▸ **Problem to solve**: Each entry below has to be written out again exactly.

▸ **Dataset extract**:
+---+
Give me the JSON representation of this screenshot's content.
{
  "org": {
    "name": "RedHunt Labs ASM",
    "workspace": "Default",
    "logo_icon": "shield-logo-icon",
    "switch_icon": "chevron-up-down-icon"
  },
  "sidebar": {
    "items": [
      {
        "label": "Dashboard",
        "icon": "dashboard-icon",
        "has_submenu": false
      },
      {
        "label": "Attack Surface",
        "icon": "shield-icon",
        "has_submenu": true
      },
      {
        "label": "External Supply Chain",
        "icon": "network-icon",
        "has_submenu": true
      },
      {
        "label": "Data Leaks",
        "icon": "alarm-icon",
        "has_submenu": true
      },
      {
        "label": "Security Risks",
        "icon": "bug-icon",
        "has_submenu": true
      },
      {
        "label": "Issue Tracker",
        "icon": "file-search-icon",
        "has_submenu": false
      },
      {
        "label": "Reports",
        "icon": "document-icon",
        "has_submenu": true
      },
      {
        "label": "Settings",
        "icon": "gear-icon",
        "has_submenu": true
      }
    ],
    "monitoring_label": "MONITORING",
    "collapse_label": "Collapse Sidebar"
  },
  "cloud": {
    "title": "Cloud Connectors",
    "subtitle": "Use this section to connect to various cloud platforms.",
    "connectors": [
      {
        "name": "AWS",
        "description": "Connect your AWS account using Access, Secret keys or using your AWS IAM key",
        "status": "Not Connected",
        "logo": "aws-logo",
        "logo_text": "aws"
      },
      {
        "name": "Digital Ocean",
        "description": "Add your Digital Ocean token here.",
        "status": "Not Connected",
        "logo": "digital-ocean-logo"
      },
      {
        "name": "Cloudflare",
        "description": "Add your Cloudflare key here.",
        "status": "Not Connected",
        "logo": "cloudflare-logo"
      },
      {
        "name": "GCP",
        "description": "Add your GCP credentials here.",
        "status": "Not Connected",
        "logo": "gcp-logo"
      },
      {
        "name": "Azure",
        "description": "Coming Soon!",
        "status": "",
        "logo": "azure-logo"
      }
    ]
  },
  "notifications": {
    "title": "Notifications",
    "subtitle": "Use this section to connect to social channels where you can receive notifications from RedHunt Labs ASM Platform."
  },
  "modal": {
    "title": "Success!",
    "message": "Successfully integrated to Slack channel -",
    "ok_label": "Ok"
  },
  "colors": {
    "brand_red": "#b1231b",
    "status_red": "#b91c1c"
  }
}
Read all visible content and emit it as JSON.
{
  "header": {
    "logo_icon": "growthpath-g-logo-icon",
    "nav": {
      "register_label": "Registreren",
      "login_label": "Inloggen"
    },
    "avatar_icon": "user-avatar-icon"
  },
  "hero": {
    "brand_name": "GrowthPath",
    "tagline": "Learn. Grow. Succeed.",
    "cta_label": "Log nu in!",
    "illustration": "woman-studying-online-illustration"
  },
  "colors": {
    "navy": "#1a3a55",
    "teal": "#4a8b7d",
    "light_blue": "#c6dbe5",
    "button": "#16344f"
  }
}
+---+
▸ **Written solution**:
Give me the JSON representation of this screenshot's content.
{
  "org": {
    "name": "RedHunt Labs ASM",
    "workspace": "Default",
    "logo_icon": "shield-logo-icon",
    "switch_icon": "chevron-up-down-icon"
  },
  "sidebar": {
    "items": [
      {
        "label": "Dashboard",
        "icon": "dashboard-icon",
        "has_submenu": false
      },
      {
        "label": "Attack Surface",
        "icon": "shield-icon",
        "has_submenu": true
      },
      {
        "label": "External Supply Chain",
        "icon": "network-icon",
        "has_submenu": true
      },
      {
        "label": "Data Leaks",
        "icon": "alarm-icon",
        "has_submenu": true
      },
      {
        "label": "Security Risks",
        "icon": "bug-icon",
        "has_submenu": true
      },
      {
        "label": "Issue Tracker",
        "icon": "file-search-icon",
        "has_submenu": false
      },
      {
        "label": "Reports",
        "icon": "document-icon",
        "has_submenu": true
      },
      {
        "label": "Settings",
        "icon": "gear-icon",
        "has_submenu": true
      }
    ],
    "monitoring_label": "MONITORING",
    "collapse_label": "Collapse Sidebar"
  },
  "cloud": {
    "title": "Cloud Connectors",
    "subtitle": "Use this section to connect to various cloud platforms.",
    "connectors": [
      {
        "name": "AWS",
        "description": "Connect your AWS account using Access, Secret keys or using your AWS IAM key",
        "status": "Not Connected",
        "logo": "aws-logo",
        "logo_text": "aws"
      },
      {
        "name": "Digital Ocean",
        "description": "Add your Digital Ocean token here.",
        "status": "Not Connected",
        "logo": "digital-ocean-logo"
      },
      {
        "name": "Cloudflare",
        "description": "Add your Cloudflare key here.",
        "status": "Not Connected",
        "logo": "cloudflare-logo"
      },
      {
        "name": "GCP",
        "description": "Add your GCP credentials here.",
        "status": "Not Connected",
        "logo": "gcp-logo"
      },
      {
        "name": "Azure",
        "description": "Coming Soon!",
        "status": "",
        "logo": "azure-logo"
      }
    ]
  },
  "notifications": {
    "title": "Notifications",
    "subtitle": "Use this section to connect to social channels where you can receive notifications from RedHunt Labs ASM Platform."
  },
  "modal": {
    "title": "Success!",
    "message": "Successfully integrated to Slack channel -",
    "ok_label": "Ok"
  },
  "colors": {
    "brand_red": "#b1231b",
    "status_red": "#b91c1c"
  }
}
Read all visible content and emit it as JSON.
{
  "header": {
    "logo_icon": "growthpath-g-logo-icon",
    "nav": {
      "register_label": "Registreren",
      "login_label": "Inloggen"
    },
    "avatar_icon": "user-avatar-icon"
  },
  "hero": {
    "brand_name": "GrowthPath",
    "tagline": "Learn. Grow. Succeed.",
    "cta_label": "Log nu in!",
    "illustration": "woman-studying-online-illustration"
  },
  "colors": {
    "navy": "#1a3a55",
    "teal": "#4a8b7d",
    "light_blue": "#c6dbe5",
    "button": "#16344f"
  }
}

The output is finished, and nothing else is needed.